One of the most exciting challenge facing theories of post-main sequence evolution today is to understand how Asymptotic Giant Branch (AGB) stars transform themselves into aspherical planetary nebulae (PNe). Recently, high-resolution imaging surveys of young planetary nebulae and protoplanetary nebulae (PPNe: objects in transition between the AGB and PN phases) have revealed that the majority of these objects are characterised by multipolar bubbles distributed roughly point-symmetrically around the central star. These data strongly suggest that the current model for the shaping of PNe is no longer adequate. High angular-resolution kinematic information is sorely needed to complement the imaging data in order to test new hypotheses, such as our proposal that episodic high-speed jet-like outflows, operating during the protoplanetary or very late-AGB phase, are the primary agent.

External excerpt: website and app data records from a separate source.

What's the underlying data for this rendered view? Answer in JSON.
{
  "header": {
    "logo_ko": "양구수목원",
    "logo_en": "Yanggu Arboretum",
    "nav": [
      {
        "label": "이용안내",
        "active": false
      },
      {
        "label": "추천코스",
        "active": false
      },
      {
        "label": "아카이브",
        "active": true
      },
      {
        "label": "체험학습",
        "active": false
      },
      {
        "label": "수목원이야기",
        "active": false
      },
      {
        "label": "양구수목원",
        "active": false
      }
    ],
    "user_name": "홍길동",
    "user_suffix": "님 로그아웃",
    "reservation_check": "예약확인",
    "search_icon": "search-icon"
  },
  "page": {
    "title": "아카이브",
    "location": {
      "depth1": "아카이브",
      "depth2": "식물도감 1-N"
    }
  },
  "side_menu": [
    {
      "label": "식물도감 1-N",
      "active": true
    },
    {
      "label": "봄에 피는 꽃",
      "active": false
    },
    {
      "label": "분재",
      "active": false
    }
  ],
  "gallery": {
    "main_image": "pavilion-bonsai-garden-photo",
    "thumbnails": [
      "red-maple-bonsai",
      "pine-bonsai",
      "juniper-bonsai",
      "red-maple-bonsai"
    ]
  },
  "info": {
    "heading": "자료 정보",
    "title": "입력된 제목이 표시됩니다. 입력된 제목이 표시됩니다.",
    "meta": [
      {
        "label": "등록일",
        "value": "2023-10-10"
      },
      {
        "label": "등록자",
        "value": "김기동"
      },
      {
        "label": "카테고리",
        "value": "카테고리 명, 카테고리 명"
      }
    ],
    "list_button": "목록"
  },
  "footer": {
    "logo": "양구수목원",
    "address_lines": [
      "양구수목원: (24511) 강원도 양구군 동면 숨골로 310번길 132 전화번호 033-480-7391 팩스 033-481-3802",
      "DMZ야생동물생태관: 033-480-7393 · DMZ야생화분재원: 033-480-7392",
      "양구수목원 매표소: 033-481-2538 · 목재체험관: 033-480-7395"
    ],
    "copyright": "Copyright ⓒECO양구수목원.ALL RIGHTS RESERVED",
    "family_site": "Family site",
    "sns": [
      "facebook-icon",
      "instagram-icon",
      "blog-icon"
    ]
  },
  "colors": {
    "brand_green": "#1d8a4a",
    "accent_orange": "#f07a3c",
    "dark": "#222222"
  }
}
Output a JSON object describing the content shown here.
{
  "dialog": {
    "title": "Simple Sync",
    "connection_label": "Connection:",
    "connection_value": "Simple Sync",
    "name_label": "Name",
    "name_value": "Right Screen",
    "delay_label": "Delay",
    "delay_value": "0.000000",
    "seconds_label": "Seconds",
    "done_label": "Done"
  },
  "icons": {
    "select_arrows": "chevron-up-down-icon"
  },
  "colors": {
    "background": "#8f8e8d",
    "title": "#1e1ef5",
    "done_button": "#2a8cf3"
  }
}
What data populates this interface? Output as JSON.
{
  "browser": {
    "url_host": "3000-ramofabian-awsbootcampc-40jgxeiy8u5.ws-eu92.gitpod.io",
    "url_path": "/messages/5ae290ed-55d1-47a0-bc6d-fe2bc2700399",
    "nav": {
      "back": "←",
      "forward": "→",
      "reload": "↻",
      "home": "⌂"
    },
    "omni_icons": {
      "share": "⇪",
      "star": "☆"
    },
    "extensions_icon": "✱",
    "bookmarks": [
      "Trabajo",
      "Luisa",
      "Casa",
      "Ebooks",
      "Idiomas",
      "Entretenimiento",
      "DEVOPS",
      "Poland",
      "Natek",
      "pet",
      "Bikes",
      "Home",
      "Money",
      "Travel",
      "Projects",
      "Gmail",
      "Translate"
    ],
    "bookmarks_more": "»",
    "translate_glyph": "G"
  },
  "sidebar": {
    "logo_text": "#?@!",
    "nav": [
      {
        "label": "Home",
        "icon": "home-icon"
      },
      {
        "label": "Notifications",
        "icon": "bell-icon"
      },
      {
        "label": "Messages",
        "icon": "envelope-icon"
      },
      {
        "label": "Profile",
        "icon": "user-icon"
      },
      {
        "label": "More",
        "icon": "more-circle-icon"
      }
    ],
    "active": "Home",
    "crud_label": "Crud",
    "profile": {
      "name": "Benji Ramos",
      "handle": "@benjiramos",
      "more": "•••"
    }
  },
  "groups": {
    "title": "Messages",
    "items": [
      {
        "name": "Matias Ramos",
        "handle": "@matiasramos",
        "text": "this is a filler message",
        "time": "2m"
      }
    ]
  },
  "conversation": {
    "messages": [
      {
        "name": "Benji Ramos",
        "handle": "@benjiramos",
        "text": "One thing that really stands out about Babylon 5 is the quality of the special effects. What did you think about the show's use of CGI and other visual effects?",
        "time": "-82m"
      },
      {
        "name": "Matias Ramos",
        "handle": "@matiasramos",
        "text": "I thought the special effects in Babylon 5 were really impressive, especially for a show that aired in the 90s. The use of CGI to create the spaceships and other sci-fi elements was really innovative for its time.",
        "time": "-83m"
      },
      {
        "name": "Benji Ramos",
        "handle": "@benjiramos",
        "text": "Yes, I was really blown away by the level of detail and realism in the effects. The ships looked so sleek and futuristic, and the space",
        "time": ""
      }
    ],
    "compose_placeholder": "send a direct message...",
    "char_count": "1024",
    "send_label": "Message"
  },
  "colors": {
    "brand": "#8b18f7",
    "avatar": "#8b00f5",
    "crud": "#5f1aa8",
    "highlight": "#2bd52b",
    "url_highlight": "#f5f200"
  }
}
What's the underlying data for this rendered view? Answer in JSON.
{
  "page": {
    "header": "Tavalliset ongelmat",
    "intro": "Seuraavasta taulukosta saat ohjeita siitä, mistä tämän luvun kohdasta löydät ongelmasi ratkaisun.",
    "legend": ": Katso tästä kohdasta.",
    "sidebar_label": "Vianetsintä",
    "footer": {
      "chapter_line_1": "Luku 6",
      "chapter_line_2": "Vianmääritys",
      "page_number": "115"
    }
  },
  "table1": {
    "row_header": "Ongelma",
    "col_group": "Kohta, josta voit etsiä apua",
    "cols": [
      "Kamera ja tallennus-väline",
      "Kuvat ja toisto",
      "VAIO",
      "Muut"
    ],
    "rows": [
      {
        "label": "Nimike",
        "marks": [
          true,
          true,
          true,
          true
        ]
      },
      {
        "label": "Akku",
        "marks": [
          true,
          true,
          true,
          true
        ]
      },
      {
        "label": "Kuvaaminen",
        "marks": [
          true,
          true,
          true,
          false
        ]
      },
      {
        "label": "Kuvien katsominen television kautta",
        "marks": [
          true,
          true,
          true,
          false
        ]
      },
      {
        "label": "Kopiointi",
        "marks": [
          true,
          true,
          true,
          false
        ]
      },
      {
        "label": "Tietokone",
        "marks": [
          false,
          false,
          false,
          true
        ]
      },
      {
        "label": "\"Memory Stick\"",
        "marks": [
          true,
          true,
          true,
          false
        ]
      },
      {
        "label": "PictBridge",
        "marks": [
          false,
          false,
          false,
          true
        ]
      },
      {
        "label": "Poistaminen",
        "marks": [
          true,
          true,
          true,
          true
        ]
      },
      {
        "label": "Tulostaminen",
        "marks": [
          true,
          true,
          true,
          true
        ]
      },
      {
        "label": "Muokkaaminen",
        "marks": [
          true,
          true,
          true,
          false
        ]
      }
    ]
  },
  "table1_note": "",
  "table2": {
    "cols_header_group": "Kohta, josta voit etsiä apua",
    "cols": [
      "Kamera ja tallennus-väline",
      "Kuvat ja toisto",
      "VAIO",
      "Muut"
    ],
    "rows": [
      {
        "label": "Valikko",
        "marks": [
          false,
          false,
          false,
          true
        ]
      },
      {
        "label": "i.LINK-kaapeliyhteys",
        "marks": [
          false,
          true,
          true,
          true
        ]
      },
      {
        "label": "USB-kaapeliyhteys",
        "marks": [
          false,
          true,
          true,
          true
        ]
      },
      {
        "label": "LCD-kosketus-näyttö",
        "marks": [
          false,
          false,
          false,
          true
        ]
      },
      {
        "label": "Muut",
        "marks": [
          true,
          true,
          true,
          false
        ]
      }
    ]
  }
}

We have therefore begun a program of using interferometric mapping of OH (and H2O, when feasible) maser emission in order to trace the kinematics of the structures discovered in protoplanetary nebulae with HST. These masers provide a unique and crucial probe of the kinematics of the circumstellar material in PPNe, because of the lack of other emission-line diagnostics. Although our work is still in its infancy (only two objects have been studied in detail), we find that the OH masers indicate the presence of multiple low-latitude outflows and an increase of outflow velocity with latitude. This paper summarises our progress so far, the state of current studies, and future prospects.